* [Problem to work on]
Your response should consist solely of the records, written out exactly.

# # # # #

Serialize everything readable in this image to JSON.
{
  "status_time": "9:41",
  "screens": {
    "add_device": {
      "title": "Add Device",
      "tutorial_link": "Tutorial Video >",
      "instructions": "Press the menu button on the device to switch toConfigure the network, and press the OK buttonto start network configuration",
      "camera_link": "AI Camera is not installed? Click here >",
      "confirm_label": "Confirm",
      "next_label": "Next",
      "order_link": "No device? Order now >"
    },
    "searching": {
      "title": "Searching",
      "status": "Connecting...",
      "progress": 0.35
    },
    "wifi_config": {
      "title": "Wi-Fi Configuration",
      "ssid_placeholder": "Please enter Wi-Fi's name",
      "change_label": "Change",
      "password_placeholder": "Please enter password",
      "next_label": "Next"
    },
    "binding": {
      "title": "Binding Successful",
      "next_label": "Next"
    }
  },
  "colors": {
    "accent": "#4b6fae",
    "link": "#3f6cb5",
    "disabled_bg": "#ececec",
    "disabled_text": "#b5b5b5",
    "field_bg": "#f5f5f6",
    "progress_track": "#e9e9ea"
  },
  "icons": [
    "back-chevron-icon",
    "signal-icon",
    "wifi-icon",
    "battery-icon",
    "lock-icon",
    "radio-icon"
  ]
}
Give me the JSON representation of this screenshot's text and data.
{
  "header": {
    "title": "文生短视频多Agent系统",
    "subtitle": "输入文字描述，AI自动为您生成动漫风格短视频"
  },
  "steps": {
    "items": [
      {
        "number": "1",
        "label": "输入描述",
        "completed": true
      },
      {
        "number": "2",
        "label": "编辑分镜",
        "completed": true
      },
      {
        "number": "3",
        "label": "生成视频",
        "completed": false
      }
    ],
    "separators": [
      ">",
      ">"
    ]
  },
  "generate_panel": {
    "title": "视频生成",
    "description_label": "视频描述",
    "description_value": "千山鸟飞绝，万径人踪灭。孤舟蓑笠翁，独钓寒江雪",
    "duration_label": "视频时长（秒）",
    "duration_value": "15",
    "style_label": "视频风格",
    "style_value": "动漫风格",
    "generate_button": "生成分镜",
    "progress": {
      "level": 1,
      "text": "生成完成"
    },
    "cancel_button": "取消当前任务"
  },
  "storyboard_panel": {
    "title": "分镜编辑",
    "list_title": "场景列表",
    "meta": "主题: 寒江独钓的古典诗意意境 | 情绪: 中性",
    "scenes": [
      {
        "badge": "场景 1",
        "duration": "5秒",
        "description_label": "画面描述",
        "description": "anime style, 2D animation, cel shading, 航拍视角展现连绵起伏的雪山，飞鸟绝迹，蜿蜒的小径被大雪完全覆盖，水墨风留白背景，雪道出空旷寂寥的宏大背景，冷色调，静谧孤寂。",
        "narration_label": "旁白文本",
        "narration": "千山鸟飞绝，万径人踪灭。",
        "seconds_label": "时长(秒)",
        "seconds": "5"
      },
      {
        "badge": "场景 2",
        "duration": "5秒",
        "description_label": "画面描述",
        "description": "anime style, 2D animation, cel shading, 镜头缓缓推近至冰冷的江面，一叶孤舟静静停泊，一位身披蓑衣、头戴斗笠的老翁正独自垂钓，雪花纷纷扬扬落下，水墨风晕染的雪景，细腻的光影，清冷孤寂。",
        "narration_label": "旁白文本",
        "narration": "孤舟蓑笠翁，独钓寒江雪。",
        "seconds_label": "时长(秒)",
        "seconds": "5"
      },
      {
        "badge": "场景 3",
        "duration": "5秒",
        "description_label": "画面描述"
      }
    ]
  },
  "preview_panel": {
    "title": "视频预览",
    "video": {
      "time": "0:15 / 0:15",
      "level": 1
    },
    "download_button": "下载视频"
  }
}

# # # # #

* [Result for this task]
Serialize everything readable in this image to JSON.
{
  "status_time": "9:41",
  "screens": {
    "add_device": {
      "title": "Add Device",
      "tutorial_link": "Tutorial Video >",
      "instructions": "Press the menu button on the device to switch toConfigure the network, and press the OK buttonto start network configuration",
      "camera_link": "AI Camera is not installed? Click here >",
      "confirm_label": "Confirm",
      "next_label": "Next",
      "order_link": "No device? Order now >"
    },
    "searching": {
      "title": "Searching",
      "status": "Connecting...",
      "progress": 0.35
    },
    "wifi_config": {
      "title": "Wi-Fi Configuration",
      "ssid_placeholder": "Please enter Wi-Fi's name",
      "change_label": "Change",
      "password_placeholder": "Please enter password",
      "next_label": "Next"
    },
    "binding": {
      "title": "Binding Successful",
      "next_label": "Next"
    }
  },
  "colors": {
    "accent": "#4b6fae",
    "link": "#3f6cb5",
    "disabled_bg": "#ececec",
    "disabled_text": "#b5b5b5",
    "field_bg": "#f5f5f6",
    "progress_track": "#e9e9ea"
  },
  "icons": [
    "back-chevron-icon",
    "signal-icon",
    "wifi-icon",
    "battery-icon",
    "lock-icon",
    "radio-icon"
  ]
}
Give me the JSON representation of this screenshot's text and data.
{
  "header": {
    "title": "文生短视频多Agent系统",
    "subtitle": "输入文字描述，AI自动为您生成动漫风格短视频"
  },
  "steps": {
    "items": [
      {
        "number": "1",
        "label": "输入描述",
        "completed": true
      },
      {
        "number": "2",
        "label": "编辑分镜",
        "completed": true
      },
      {
        "number": "3",
        "label": "生成视频",
        "completed": false
      }
    ],
    "separators": [
      ">",
      ">"
    ]
  },
  "generate_panel": {
    "title": "视频生成",
    "description_label": "视频描述",
    "description_value": "千山鸟飞绝，万径人踪灭。孤舟蓑笠翁，独钓寒江雪",
    "duration_label": "视频时长（秒）",
    "duration_value": "15",
    "style_label": "视频风格",
    "style_value": "动漫风格",
    "generate_button": "生成分镜",
    "progress": {
      "level": 1,
      "text": "生成完成"
    },
    "cancel_button": "取消当前任务"
  },
  "storyboard_panel": {
    "title": "分镜编辑",
    "list_title": "场景列表",
    "meta": "主题: 寒江独钓的古典诗意意境 | 情绪: 中性",
    "scenes": [
      {
        "badge": "场景 1",
        "duration": "5秒",
        "description_label": "画面描述",
        "description": "anime style, 2D animation, cel shading, 航拍视角展现连绵起伏的雪山，飞鸟绝迹，蜿蜒的小径被大雪完全覆盖，水墨风留白背景，雪道出空旷寂寥的宏大背景，冷色调，静谧孤寂。",
        "narration_label": "旁白文本",
        "narration": "千山鸟飞绝，万径人踪灭。",
        "seconds_label": "时长(秒)",
        "seconds": "5"
      },
      {
        "badge": "场景 2",
        "duration": "5秒",
        "description_label": "画面描述",
        "description": "anime style, 2D animation, cel shading, 镜头缓缓推近至冰冷的江面，一叶孤舟静静停泊，一位身披蓑衣、头戴斗笠的老翁正独自垂钓，雪花纷纷扬扬落下，水墨风晕染的雪景，细腻的光影，清冷孤寂。",
        "narration_label": "旁白文本",
        "narration": "孤舟蓑笠翁，独钓寒江雪。",
        "seconds_label": "时长(秒)",
        "seconds": "5"
      },
      {
        "badge": "场景 3",
        "duration": "5秒",
        "description_label": "画面描述"
      }
    ]
  },
  "preview_panel": {
    "title": "视频预览",
    "video": {
      "time": "0:15 / 0:15",
      "level": 1
    },
    "download_button": "下载视频"
  }
}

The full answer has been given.